──────── Input records

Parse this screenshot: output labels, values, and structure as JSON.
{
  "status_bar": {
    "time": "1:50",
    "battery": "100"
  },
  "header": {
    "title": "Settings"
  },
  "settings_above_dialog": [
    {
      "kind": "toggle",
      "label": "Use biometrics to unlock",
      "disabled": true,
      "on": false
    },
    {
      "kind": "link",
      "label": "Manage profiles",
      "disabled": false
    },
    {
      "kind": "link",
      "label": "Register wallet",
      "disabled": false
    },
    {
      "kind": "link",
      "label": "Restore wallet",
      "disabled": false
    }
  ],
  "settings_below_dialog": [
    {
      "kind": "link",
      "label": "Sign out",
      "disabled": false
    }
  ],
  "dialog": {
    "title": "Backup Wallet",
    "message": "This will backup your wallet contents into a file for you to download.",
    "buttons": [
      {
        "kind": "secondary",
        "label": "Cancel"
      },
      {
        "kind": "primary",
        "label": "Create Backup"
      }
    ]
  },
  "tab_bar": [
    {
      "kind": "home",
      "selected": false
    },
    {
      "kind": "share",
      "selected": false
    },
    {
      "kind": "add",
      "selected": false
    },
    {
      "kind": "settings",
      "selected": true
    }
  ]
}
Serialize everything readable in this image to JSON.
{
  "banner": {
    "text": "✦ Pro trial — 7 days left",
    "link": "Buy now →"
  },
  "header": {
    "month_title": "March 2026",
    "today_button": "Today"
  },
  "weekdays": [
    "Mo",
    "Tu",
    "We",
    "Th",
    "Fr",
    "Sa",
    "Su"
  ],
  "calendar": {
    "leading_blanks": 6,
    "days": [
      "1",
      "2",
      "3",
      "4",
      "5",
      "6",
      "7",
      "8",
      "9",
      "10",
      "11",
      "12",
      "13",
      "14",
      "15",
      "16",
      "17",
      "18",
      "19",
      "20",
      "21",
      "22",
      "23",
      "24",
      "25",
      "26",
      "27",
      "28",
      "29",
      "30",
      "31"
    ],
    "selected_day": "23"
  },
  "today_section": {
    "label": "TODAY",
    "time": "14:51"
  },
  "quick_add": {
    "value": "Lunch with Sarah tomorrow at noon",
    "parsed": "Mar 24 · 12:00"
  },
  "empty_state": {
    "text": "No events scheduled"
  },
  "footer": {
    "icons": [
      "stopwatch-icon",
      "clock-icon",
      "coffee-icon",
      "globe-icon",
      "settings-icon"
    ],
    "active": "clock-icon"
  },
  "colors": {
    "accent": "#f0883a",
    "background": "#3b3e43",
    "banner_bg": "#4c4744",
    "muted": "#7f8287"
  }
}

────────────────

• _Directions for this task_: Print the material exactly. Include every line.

• _Result of this exercise_:
Parse this screenshot: output labels, values, and structure as JSON.
{
  "status_bar": {
    "time": "1:50",
    "battery": "100"
  },
  "header": {
    "title": "Settings"
  },
  "settings_above_dialog": [
    {
      "kind": "toggle",
      "label": "Use biometrics to unlock",
      "disabled": true,
      "on": false
    },
    {
      "kind": "link",
      "label": "Manage profiles",
      "disabled": false
    },
    {
      "kind": "link",
      "label": "Register wallet",
      "disabled": false
    },
    {
      "kind": "link",
      "label": "Restore wallet",
      "disabled": false
    }
  ],
  "settings_below_dialog": [
    {
      "kind": "link",
      "label": "Sign out",
      "disabled": false
    }
  ],
  "dialog": {
    "title": "Backup Wallet",
    "message": "This will backup your wallet contents into a file for you to download.",
    "buttons": [
      {
        "kind": "secondary",
        "label": "Cancel"
      },
      {
        "kind": "primary",
        "label": "Create Backup"
      }
    ]
  },
  "tab_bar": [
    {
      "kind": "home",
      "selected": false
    },
    {
      "kind": "share",
      "selected": false
    },
    {
      "kind": "add",
      "selected": false
    },
    {
      "kind": "settings",
      "selected": true
    }
  ]
}
Serialize everything readable in this image to JSON.
{
  "banner": {
    "text": "✦ Pro trial — 7 days left",
    "link": "Buy now →"
  },
  "header": {
    "month_title": "March 2026",
    "today_button": "Today"
  },
  "weekdays": [
    "Mo",
    "Tu",
    "We",
    "Th",
    "Fr",
    "Sa",
    "Su"
  ],
  "calendar": {
    "leading_blanks": 6,
    "days": [
      "1",
      "2",
      "3",
      "4",
      "5",
      "6",
      "7",
      "8",
      "9",
      "10",
      "11",
      "12",
      "13",
      "14",
      "15",
      "16",
      "17",
      "18",
      "19",
      "20",
      "21",
      "22",
      "23",
      "24",
      "25",
      "26",
      "27",
      "28",
      "29",
      "30",
      "31"
    ],
    "selected_day": "23"
  },
  "today_section": {
    "label": "TODAY",
    "time": "14:51"
  },
  "quick_add": {
    "value": "Lunch with Sarah tomorrow at noon",
    "parsed": "Mar 24 · 12:00"
  },
  "empty_state": {
    "text": "No events scheduled"
  },
  "footer": {
    "icons": [
      "stopwatch-icon",
      "clock-icon",
      "coffee-icon",
      "globe-icon",
      "settings-icon"
    ],
    "active": "clock-icon"
  },
  "colors": {
    "accent": "#f0883a",
    "background": "#3b3e43",
    "banner_bg": "#4c4744",
    "muted": "#7f8287"
  }
}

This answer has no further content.